The title was something like, “This is Why You’re Fat.” The title struck me as offensive. It occurred to me right then and there that the hyper focus on the diet was keeping me from feeling good and fit, and I decided to never buy a diet book again. I didn’t want to participate in the negative consciousness that there was something wrong with my body.
I decided that I’d rather feel “comfortable in my own skin” no matter what my size, weight, or age. My unconscious mind must have agreed because, slowly over time, I started to feel that way. Comfortable in my own skin.
I ate what I wanted, despite what the experts say, and I lost weight without thinking about it (let’ be clear, when you deeply listen to the needs of your body you will gravitate towards foods that are easily digestible for you.) My new body ideal is FEELING good and yes, that means feeling sexy.
I have grown to enjoy and appreciate all the miraculous things my body does. Sometimes I’m amazed that I can run, breath, digest my food. I tell my body how much I appreciate it, and when I overindulge I apologize for not taking good care of it.
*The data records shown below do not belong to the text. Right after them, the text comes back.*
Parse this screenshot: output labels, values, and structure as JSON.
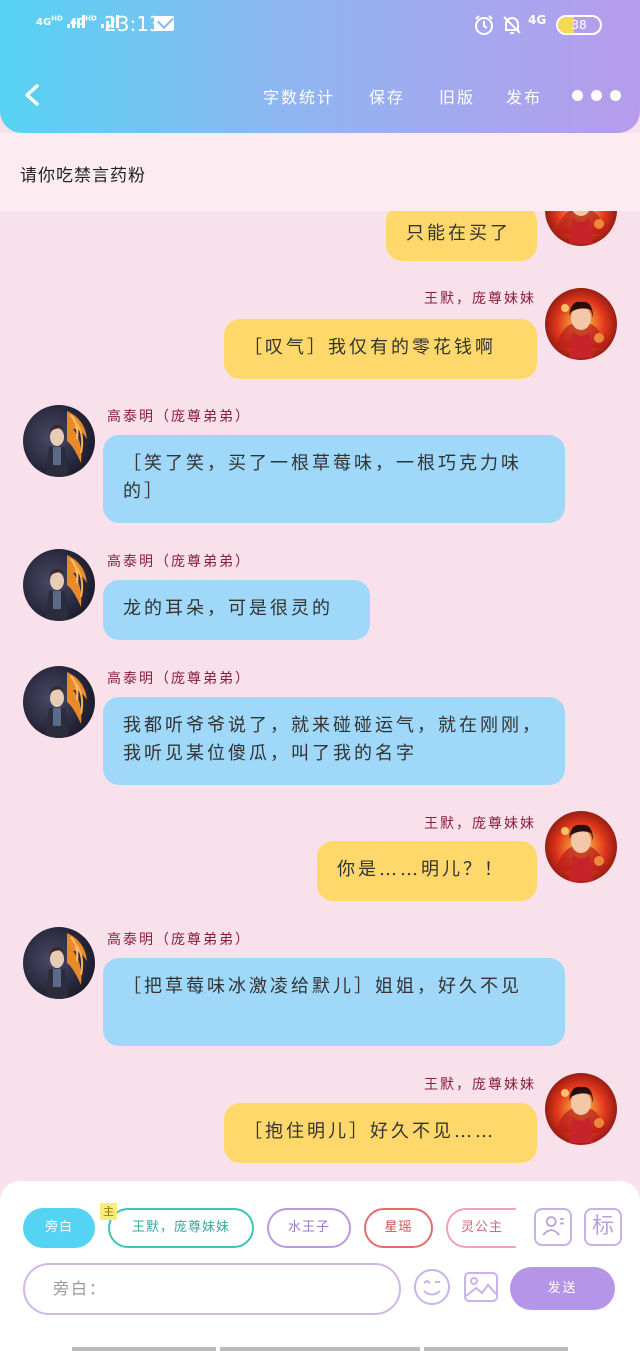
{
  "status_bar": {
    "signal1": "4G",
    "signal1_sup": "HD",
    "signal2": "4G",
    "signal2_sup": "HD",
    "time": "23:13",
    "network": "4G",
    "battery": "38",
    "battery_level": 0.38
  },
  "toolbar": {
    "word_count": "字数统计",
    "save": "保存",
    "old_version": "旧版",
    "publish": "发布"
  },
  "title": "请你吃禁言药粉",
  "messages": [
    {
      "side": "right",
      "name": "",
      "text": "只能在买了"
    },
    {
      "side": "right",
      "name": "王默，庞尊妹妹",
      "text": "［叹气］我仅有的零花钱啊"
    },
    {
      "side": "left",
      "name": "高泰明（庞尊弟弟）",
      "text": "［笑了笑，买了一根草莓味，一根巧克力味的］"
    },
    {
      "side": "left",
      "name": "高泰明（庞尊弟弟）",
      "text": "龙的耳朵，可是很灵的"
    },
    {
      "side": "left",
      "name": "高泰明（庞尊弟弟）",
      "text": "我都听爷爷说了，就来碰碰运气，就在刚刚，我听见某位傻瓜，叫了我的名字"
    },
    {
      "side": "right",
      "name": "王默，庞尊妹妹",
      "text": "你是……明儿？！"
    },
    {
      "side": "left",
      "name": "高泰明（庞尊弟弟）",
      "text": "［把草莓味冰激凌给默儿］姐姐，好久不见"
    },
    {
      "side": "right",
      "name": "王默，庞尊妹妹",
      "text": "［抱住明儿］好久不见……"
    }
  ],
  "roles": {
    "narrator": "旁白",
    "main_badge": "主",
    "main": "王默，庞尊妹妹",
    "r3": "水王子",
    "r4": "星瑶",
    "r5": "灵公主"
  },
  "input": {
    "placeholder": "旁白："
  },
  "buttons": {
    "mark": "标",
    "send": "发送"
  },
  "colors": {
    "header_start": "#55d3f2",
    "header_end": "#b79bec",
    "bubble_right": "#fed86b",
    "bubble_left": "#9fd8f8",
    "send": "#b595e8",
    "background": "#f8e1ea"
  }
}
This may sound a little kooky, but it works. Every cell of your body is LISTENING to you. When you say things like, “I’m too old, too fat, too stupid, too whatever” your body/mind hears you and it responds accordingly.
Most of the women I work with have deep confidence issues, that reflect in their body, self-image, their work, relationships, and especially in their language.
As a trainer of NLP, I am especially keen on the use of language with my clients, because it is the key to unlocking what’s causing the blocks. Their language will often point to the conflict between what they say they want and what they keep getting.
Photo Credit: Patrick Tomasso